**ACTION ITEM**: Please repeat the listing exactly, with every line intact.

**SOURCE DATA**:
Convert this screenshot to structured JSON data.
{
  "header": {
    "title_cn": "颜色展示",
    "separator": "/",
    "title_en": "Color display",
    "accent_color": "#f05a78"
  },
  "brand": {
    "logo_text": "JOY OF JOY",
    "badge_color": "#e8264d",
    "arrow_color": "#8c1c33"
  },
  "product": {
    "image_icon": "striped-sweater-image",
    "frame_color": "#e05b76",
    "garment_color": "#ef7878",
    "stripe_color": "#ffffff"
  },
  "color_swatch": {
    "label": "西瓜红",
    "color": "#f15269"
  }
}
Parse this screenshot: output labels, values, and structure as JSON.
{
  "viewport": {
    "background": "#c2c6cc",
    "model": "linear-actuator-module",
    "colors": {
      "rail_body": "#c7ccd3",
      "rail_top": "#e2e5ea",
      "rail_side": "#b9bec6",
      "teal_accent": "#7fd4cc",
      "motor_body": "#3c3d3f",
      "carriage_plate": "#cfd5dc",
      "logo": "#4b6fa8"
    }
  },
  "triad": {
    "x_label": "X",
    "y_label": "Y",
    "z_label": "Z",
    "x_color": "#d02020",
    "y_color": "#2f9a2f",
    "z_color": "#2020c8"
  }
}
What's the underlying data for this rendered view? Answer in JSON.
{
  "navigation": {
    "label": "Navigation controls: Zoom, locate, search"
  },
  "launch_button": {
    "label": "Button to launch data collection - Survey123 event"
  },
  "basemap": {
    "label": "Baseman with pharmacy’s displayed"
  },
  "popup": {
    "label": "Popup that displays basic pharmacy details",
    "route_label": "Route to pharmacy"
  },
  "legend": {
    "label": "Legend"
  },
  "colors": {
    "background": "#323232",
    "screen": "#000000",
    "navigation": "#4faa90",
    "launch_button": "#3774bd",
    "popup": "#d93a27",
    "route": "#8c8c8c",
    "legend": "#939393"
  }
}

**EXPECTED ANSWER**:
Convert this screenshot to structured JSON data.
{
  "header": {
    "title_cn": "颜色展示",
    "separator": "/",
    "title_en": "Color display",
    "accent_color": "#f05a78"
  },
  "brand": {
    "logo_text": "JOY OF JOY",
    "badge_color": "#e8264d",
    "arrow_color": "#8c1c33"
  },
  "product": {
    "image_icon": "striped-sweater-image",
    "frame_color": "#e05b76",
    "garment_color": "#ef7878",
    "stripe_color": "#ffffff"
  },
  "color_swatch": {
    "label": "西瓜红",
    "color": "#f15269"
  }
}
Parse this screenshot: output labels, values, and structure as JSON.
{
  "viewport": {
    "background": "#c2c6cc",
    "model": "linear-actuator-module",
    "colors": {
      "rail_body": "#c7ccd3",
      "rail_top": "#e2e5ea",
      "rail_side": "#b9bec6",
      "teal_accent": "#7fd4cc",
      "motor_body": "#3c3d3f",
      "carriage_plate": "#cfd5dc",
      "logo": "#4b6fa8"
    }
  },
  "triad": {
    "x_label": "X",
    "y_label": "Y",
    "z_label": "Z",
    "x_color": "#d02020",
    "y_color": "#2f9a2f",
    "z_color": "#2020c8"
  }
}
What's the underlying data for this rendered view? Answer in JSON.
{
  "navigation": {
    "label": "Navigation controls: Zoom, locate, search"
  },
  "launch_button": {
    "label": "Button to launch data collection - Survey123 event"
  },
  "basemap": {
    "label": "Baseman with pharmacy’s displayed"
  },
  "popup": {
    "label": "Popup that displays basic pharmacy details",
    "route_label": "Route to pharmacy"
  },
  "legend": {
    "label": "Legend"
  },
  "colors": {
    "background": "#323232",
    "screen": "#000000",
    "navigation": "#4faa90",
    "launch_button": "#3774bd",
    "popup": "#d93a27",
    "route": "#8c8c8c",
    "legend": "#939393"
  }
}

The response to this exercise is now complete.